Applies a simple forward mapping of samples, binning them into pixels in the raster grid without any blending or interpolation. If multiple samples map to the same pixel, the last one wins; this can introduce bias if the points are not in random order, so use Plot.shuffle to randomize the input if needed.

## interpolateNearest(*index*, *width*, *height*, *x*, *y*, *value*)

`Plot.raster(ca55, {x: "LONGITUDE", y: "LATITUDE", fill: "MAG_IGRF90", interpolate: Plot.interpolateNearest})`

Assigns each pixel in the raster grid the value of the closest sample; effectively a Voronoi diagram.

## interpolatorBarycentric(*options*)

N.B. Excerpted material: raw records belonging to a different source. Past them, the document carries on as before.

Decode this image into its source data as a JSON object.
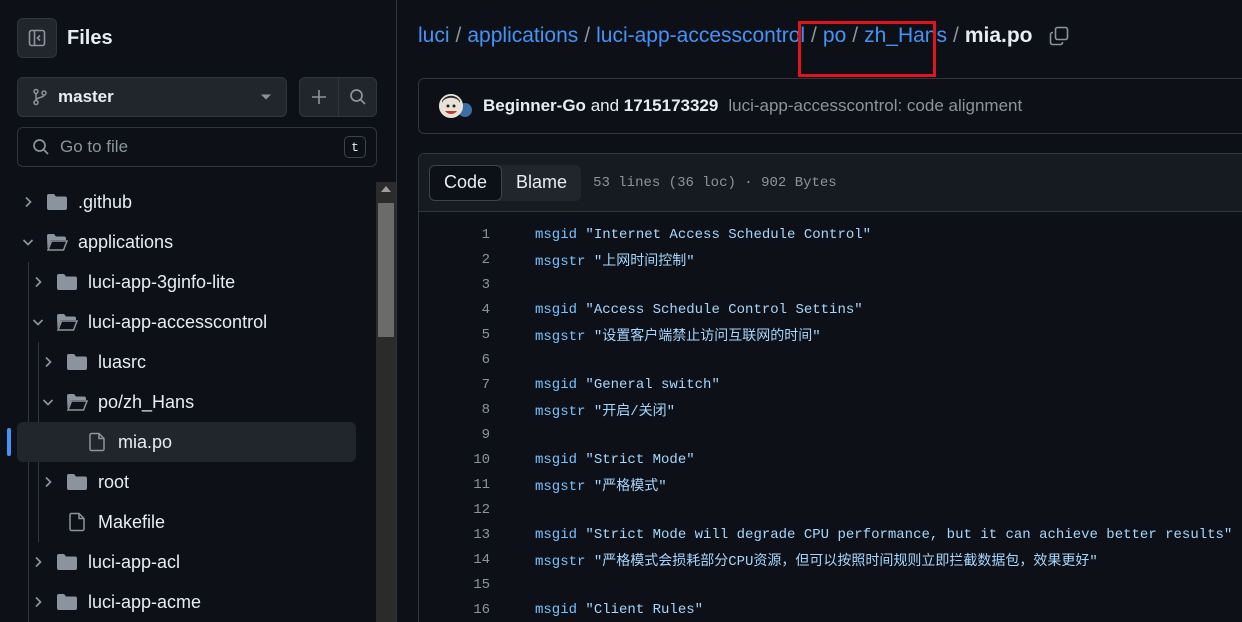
{
  "sidebar": {
    "title": "Files",
    "branch": "master",
    "goto_placeholder": "Go to file",
    "goto_shortcut": "t",
    "tree": [
      {
        "label": ".github",
        "type": "folder",
        "depth": 0,
        "expanded": false
      },
      {
        "label": "applications",
        "type": "folder",
        "depth": 0,
        "expanded": true
      },
      {
        "label": "luci-app-3ginfo-lite",
        "type": "folder",
        "depth": 1,
        "expanded": false
      },
      {
        "label": "luci-app-accesscontrol",
        "type": "folder",
        "depth": 1,
        "expanded": true
      },
      {
        "label": "luasrc",
        "type": "folder",
        "depth": 2,
        "expanded": false
      },
      {
        "label": "po/zh_Hans",
        "type": "folder",
        "depth": 2,
        "expanded": true
      },
      {
        "label": "mia.po",
        "type": "file",
        "depth": 3,
        "active": true
      },
      {
        "label": "root",
        "type": "folder",
        "depth": 2,
        "expanded": false
      },
      {
        "label": "Makefile",
        "type": "file",
        "depth": 2
      },
      {
        "label": "luci-app-acl",
        "type": "folder",
        "depth": 1,
        "expanded": false
      },
      {
        "label": "luci-app-acme",
        "type": "folder",
        "depth": 1,
        "expanded": false
      }
    ]
  },
  "breadcrumb": {
    "links": [
      "luci",
      "applications",
      "luci-app-accesscontrol",
      "po",
      "zh_Hans"
    ],
    "separator": "/",
    "current": "mia.po"
  },
  "commit": {
    "author1": "Beginner-Go",
    "joiner": "and",
    "author2": "1715173329",
    "message": "luci-app-accesscontrol: code alignment"
  },
  "file": {
    "tabs": [
      "Code",
      "Blame"
    ],
    "active_tab": "Code",
    "meta": "53 lines (36 loc) · 902 Bytes",
    "lines": [
      {
        "n": "1",
        "kw": "msgid",
        "str": "\"Internet Access Schedule Control\""
      },
      {
        "n": "2",
        "kw": "msgstr",
        "str": "\"上网时间控制\""
      },
      {
        "n": "3",
        "kw": "",
        "str": ""
      },
      {
        "n": "4",
        "kw": "msgid",
        "str": "\"Access Schedule Control Settins\""
      },
      {
        "n": "5",
        "kw": "msgstr",
        "str": "\"设置客户端禁止访问互联网的时间\""
      },
      {
        "n": "6",
        "kw": "",
        "str": ""
      },
      {
        "n": "7",
        "kw": "msgid",
        "str": "\"General switch\""
      },
      {
        "n": "8",
        "kw": "msgstr",
        "str": "\"开启/关闭\""
      },
      {
        "n": "9",
        "kw": "",
        "str": ""
      },
      {
        "n": "10",
        "kw": "msgid",
        "str": "\"Strict Mode\""
      },
      {
        "n": "11",
        "kw": "msgstr",
        "str": "\"严格模式\""
      },
      {
        "n": "12",
        "kw": "",
        "str": ""
      },
      {
        "n": "13",
        "kw": "msgid",
        "str": "\"Strict Mode will degrade CPU performance, but it can achieve better results\""
      },
      {
        "n": "14",
        "kw": "msgstr",
        "str": "\"严格模式会损耗部分CPU资源，但可以按照时间规则立即拦截数据包，效果更好\""
      },
      {
        "n": "15",
        "kw": "",
        "str": ""
      },
      {
        "n": "16",
        "kw": "msgid",
        "str": "\"Client Rules\""
      }
    ]
  },
  "colors": {
    "accent": "#4493f8",
    "highlight_box": "#e0141e",
    "keyword": "#79c0ff",
    "string": "#a5d6ff"
  },
  "icons": {
    "sidebar_toggle": "sidebar-collapse-icon",
    "branch": "git-branch-icon",
    "add": "plus-icon",
    "search": "search-icon",
    "copy": "copy-icon",
    "folder": "folder-icon",
    "file": "file-icon"
  }
}
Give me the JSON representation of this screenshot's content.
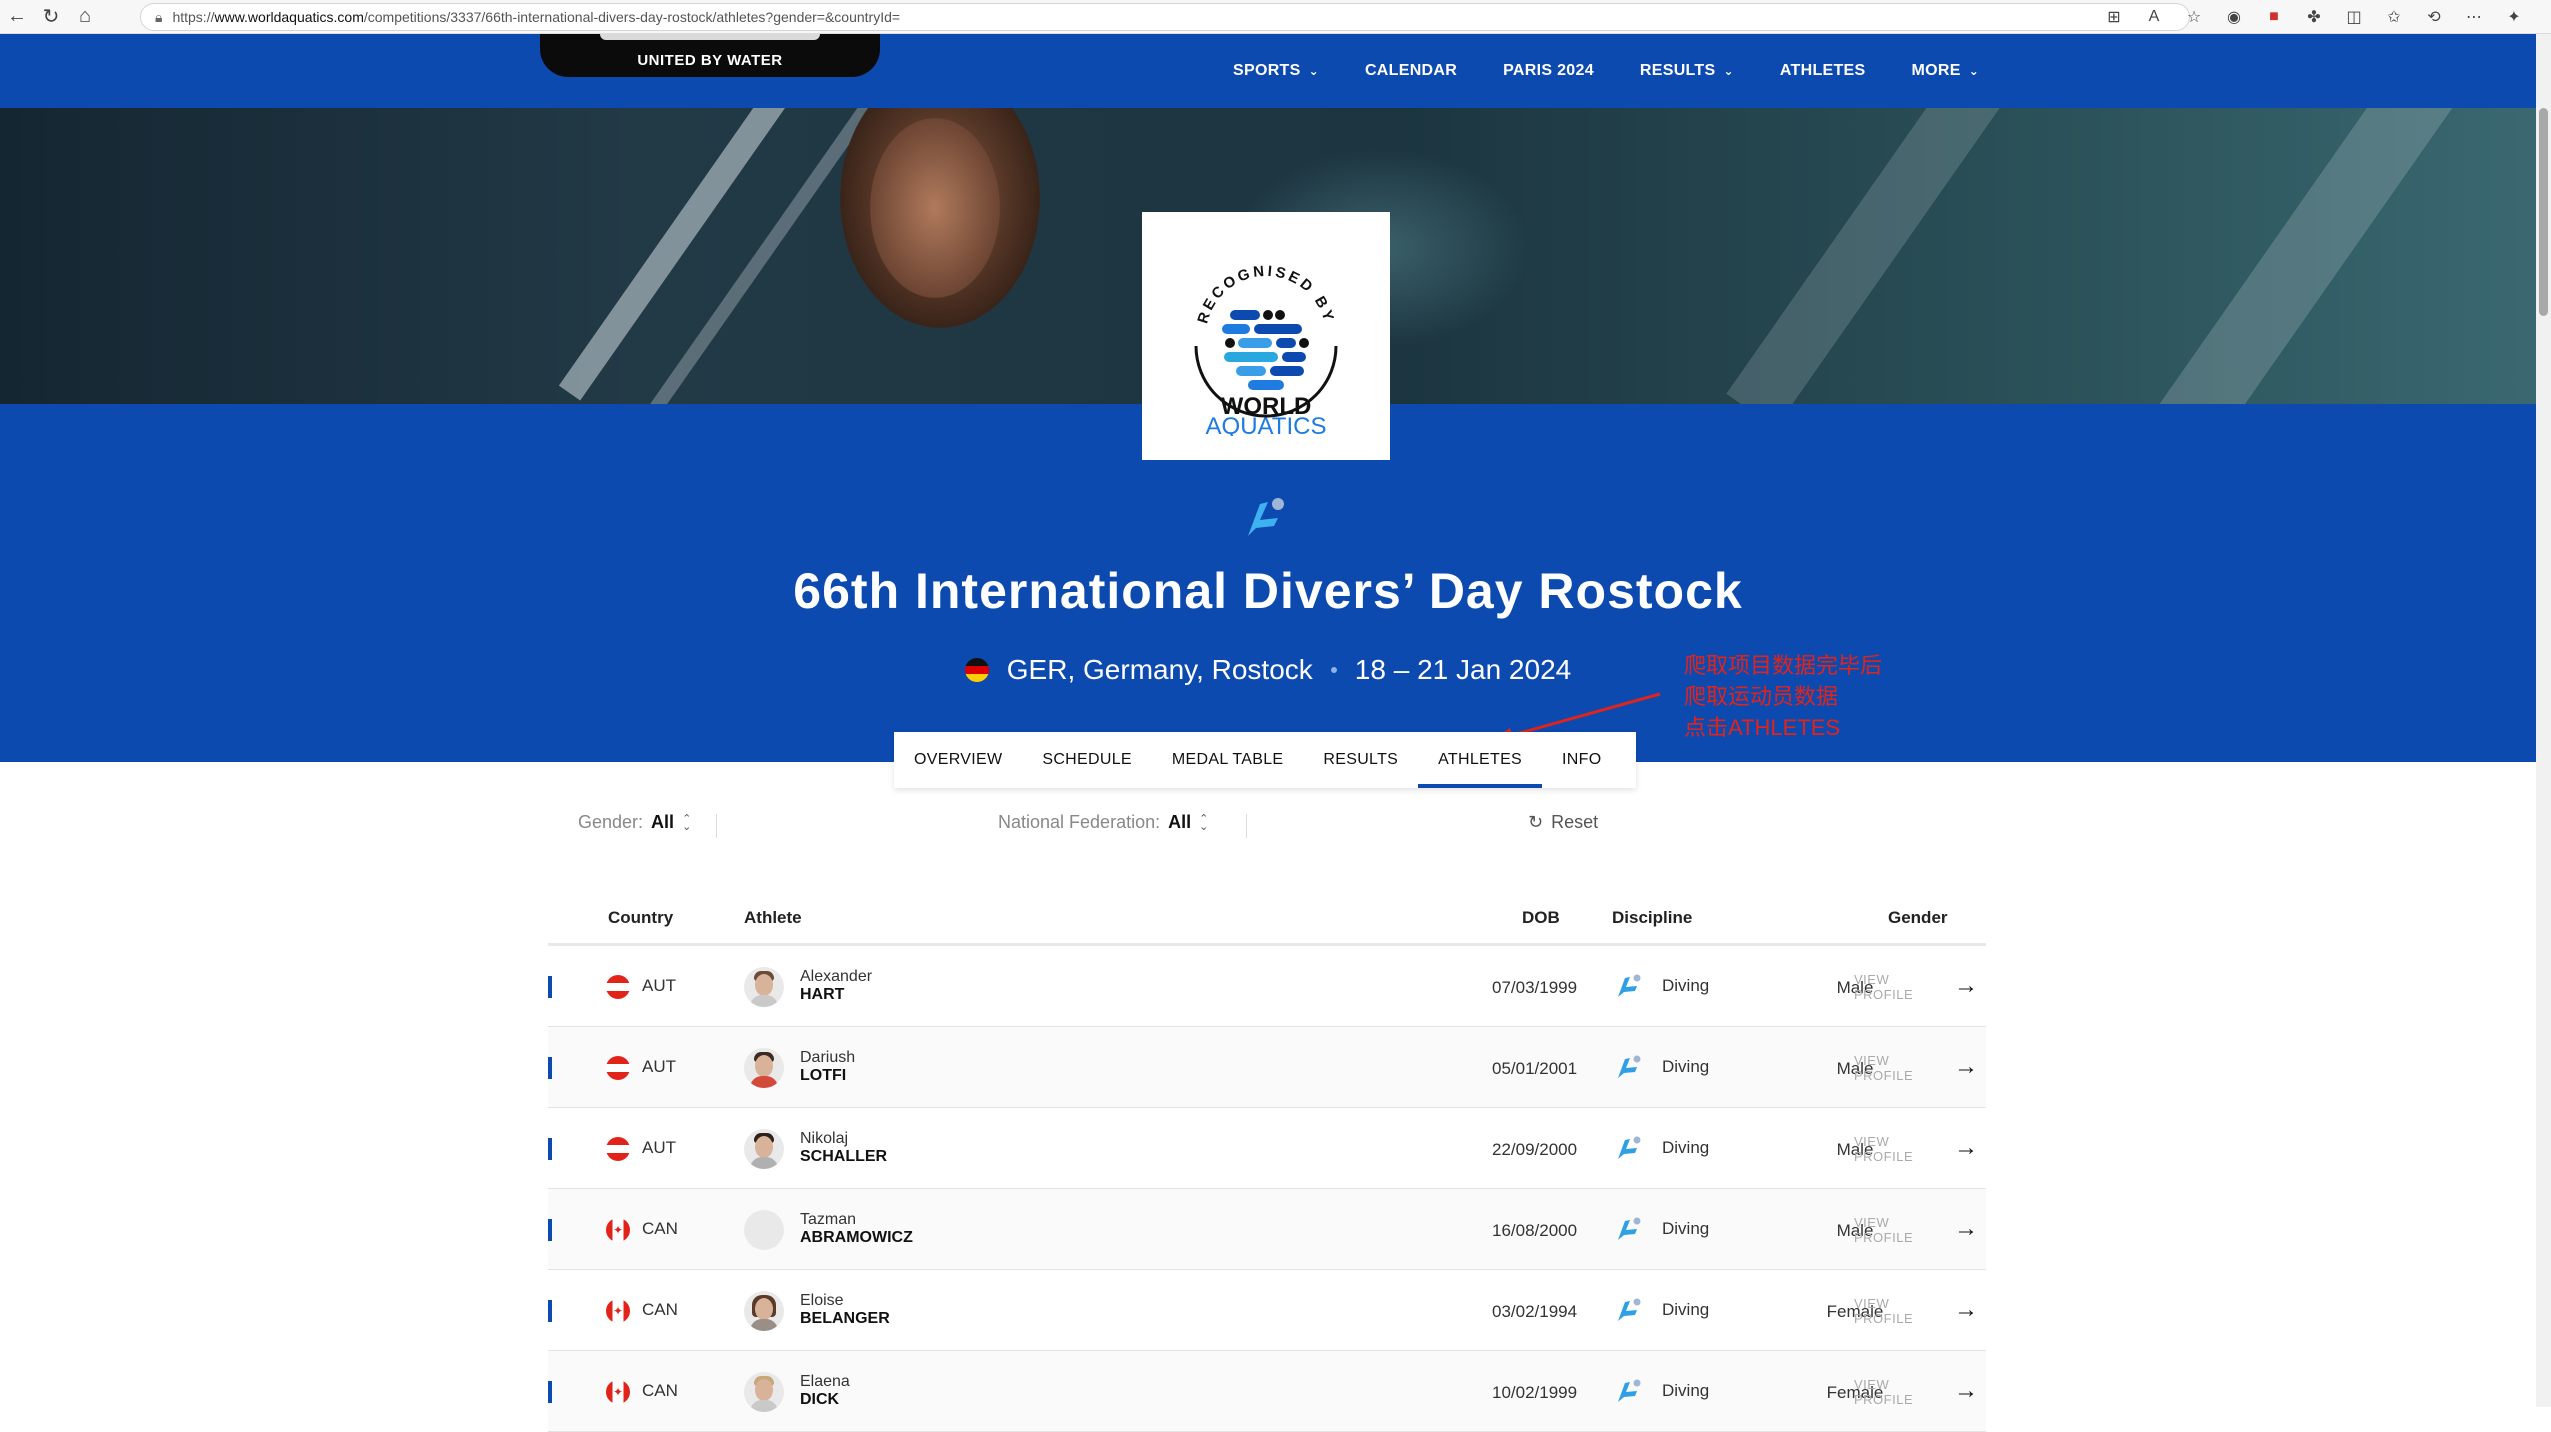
{
  "browser": {
    "url_prefix": "https://",
    "url_domain": "www.worldaquatics.com",
    "url_path": "/competitions/3337/66th-international-divers-day-rostock/athletes?gender=&countryId="
  },
  "header": {
    "logo_tagline": "UNITED BY WATER",
    "nav": [
      {
        "label": "SPORTS"
      },
      {
        "label": "CALENDAR"
      },
      {
        "label": "PARIS 2024"
      },
      {
        "label": "RESULTS"
      },
      {
        "label": "ATHLETES"
      },
      {
        "label": "MORE"
      }
    ]
  },
  "badge": {
    "arc_text": "RECOGNISED BY",
    "line1": "WORLD",
    "line2": "AQUATICS"
  },
  "competition": {
    "title": "66th International Divers’ Day Rostock",
    "location": "GER, Germany, Rostock",
    "dates": "18 – 21 Jan 2024"
  },
  "annotation": {
    "line1": "爬取项目数据完毕后",
    "line2": "爬取运动员数据",
    "line3": "点击ATHLETES"
  },
  "tabs": [
    {
      "label": "OVERVIEW",
      "active": false
    },
    {
      "label": "SCHEDULE",
      "active": false
    },
    {
      "label": "MEDAL TABLE",
      "active": false
    },
    {
      "label": "RESULTS",
      "active": false
    },
    {
      "label": "ATHLETES",
      "active": true
    },
    {
      "label": "INFO",
      "active": false
    }
  ],
  "filters": {
    "gender_label": "Gender:",
    "gender_value": "All",
    "federation_label": "National Federation:",
    "federation_value": "All",
    "reset_label": "Reset"
  },
  "table": {
    "headers": {
      "country": "Country",
      "athlete": "Athlete",
      "gender": "Gender",
      "dob": "DOB",
      "discipline": "Discipline"
    },
    "view_line1": "VIEW",
    "view_line2": "PROFILE",
    "rows": [
      {
        "country": "AUT",
        "first": "Alexander",
        "last": "HART",
        "gender": "Male",
        "dob": "07/03/1999",
        "discipline": "Diving"
      },
      {
        "country": "AUT",
        "first": "Dariush",
        "last": "LOTFI",
        "gender": "Male",
        "dob": "05/01/2001",
        "discipline": "Diving"
      },
      {
        "country": "AUT",
        "first": "Nikolaj",
        "last": "SCHALLER",
        "gender": "Male",
        "dob": "22/09/2000",
        "discipline": "Diving"
      },
      {
        "country": "CAN",
        "first": "Tazman",
        "last": "ABRAMOWICZ",
        "gender": "Male",
        "dob": "16/08/2000",
        "discipline": "Diving"
      },
      {
        "country": "CAN",
        "first": "Eloise",
        "last": "BELANGER",
        "gender": "Female",
        "dob": "03/02/1994",
        "discipline": "Diving"
      },
      {
        "country": "CAN",
        "first": "Elaena",
        "last": "DICK",
        "gender": "Female",
        "dob": "10/02/1999",
        "discipline": "Diving"
      }
    ]
  },
  "colors": {
    "brand_blue": "#0d4ab0",
    "annotation_red": "#e2231a"
  }
}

`Plot.raster(ca55, {x: "LONGITUDE", y: "LATITUDE", fill: "MAG_IGRF90", interpolate: Plot.interpolatorBarycentric()})`

Constructs a Delaunay triangulation of the samples, and then for each pixel in the raster grid, determines the triangle that covers the pixel’s centroid and interpolates the values associated with the triangle’s vertices using barycentric coordinates. If the interpolated values are ordinal or categorical (*i.e.*, anything other than numbers or dates), then one of the three values will be picked randomly weighted by the barycentric coordinates; the given **random** number generator will be used, which defaults to a linear congruential generator with a fixed seed (for deterministic results).

## interpolatorRandomWalk(*options*)

`Plot.raster(ca55, {x: "LONGITUDE", y: "LATITUDE", fill: "MAG_IGRF90", interpolate: Plot.interpolatorRandomWalk()})`

For each pixel in the raster grid, initiates a random walk, stopping when either the walk is within a given distance (**minDistance**) of a sample or the maximum allowable number of steps (**maxSteps**) have been taken, and then assigning the current pixel the closest sample’s value. The random walk uses the “walk on spheres” algorithm in two dimensions described by Sawhney and Crane, SIGGRAPH 2020; the given **random** number generator will be used, which defaults to a linear congruential generator with a fixed seed (for deterministic results).